There's the boyishly nerdy thirtysomething Brian Kuh, the self-described "heir apparent" to Mitchell.
There's Walter Day, the former Iowa arcade owner whose "Twin Galaxies" was and still is the place where "real" records are sanctioned in gaming.
Mitchell himself comes off a long-haired, loud-tie-wearing dolt who has cruised through life with that 1982 score as a source of his celebrity. His dad says, "He's a winner," a guy who runs a chicken-wing sauce distributor. We cackle.
But Gordon stacks the deck in his film. Wiebe, the pretender to the throne, is an outsider, a middle-school science teacher who, friends and family tell us, has had his shots at glory - a star athlete, an accomplished musician. But he has always fallen short. He has become a spectacular Donkey Kong player, and we watch and hear hilarious home video of his world-record game (interrupted by a son in need of potty-training assistance).
Mitchell, Day and their cabal, the film suggests, do all in their power to disallow this outsider simply because they don't know him. Will Mitchell bully the new guy into oblivion? Will Wiebe stand up to this? Gordon briskly sets this up and lets us see just how myopic their misspent youth was. The hardcore players are not stupid. They know the game's patterns, its technology. But they're limited.
Mitchell, goofily declaring his own greatness, insists that "nobody" remembers the name of America's leading World War I fighter ace (Eddie Rickenbacker) because he wasn't "number one," and then blunders the number of kills the actual No. 1 tallied. Day describes Mitchell vs. Wiebe as one of history's "great rivalries," and can only come up with a cartoon duo (who weren't actually rivals) to compare them to. Gordon invites us to snicker at these guys. But then, "King of Kong" reaches its showdown and we're given a visual essay on grace, sportsmanship and nerve. At least one of the players doesn't have any of those.
Oddly, this movie about an underdog-vs.-top-dog rivalry has its own underdog story.
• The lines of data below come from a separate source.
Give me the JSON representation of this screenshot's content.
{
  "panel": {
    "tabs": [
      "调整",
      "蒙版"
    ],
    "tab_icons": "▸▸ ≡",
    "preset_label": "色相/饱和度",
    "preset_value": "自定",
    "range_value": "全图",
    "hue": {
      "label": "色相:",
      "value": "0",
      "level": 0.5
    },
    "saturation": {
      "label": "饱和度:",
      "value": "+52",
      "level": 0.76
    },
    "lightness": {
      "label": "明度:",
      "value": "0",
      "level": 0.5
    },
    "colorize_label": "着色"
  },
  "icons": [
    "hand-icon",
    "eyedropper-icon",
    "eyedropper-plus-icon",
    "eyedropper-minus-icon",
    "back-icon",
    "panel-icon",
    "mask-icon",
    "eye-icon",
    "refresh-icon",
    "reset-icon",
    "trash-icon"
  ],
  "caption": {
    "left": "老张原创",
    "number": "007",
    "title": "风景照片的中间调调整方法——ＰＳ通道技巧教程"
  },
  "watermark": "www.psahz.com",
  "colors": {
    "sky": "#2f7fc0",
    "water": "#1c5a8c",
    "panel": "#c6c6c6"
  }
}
The Florida natives who made "Chasing Dreams: Beyond the Arcade," which is a much better "classic" video-game history lesson, got their movie into the Sundance Film Festival. "King of Kong," which only got into the off-Sundance Slamdance Festival, has the wittier, more dramatic story to tell and is the one that made it into theaters.
But the biggest difference between these two equally solid movies about lives of misspent quarters? "King of Kong" makes us care.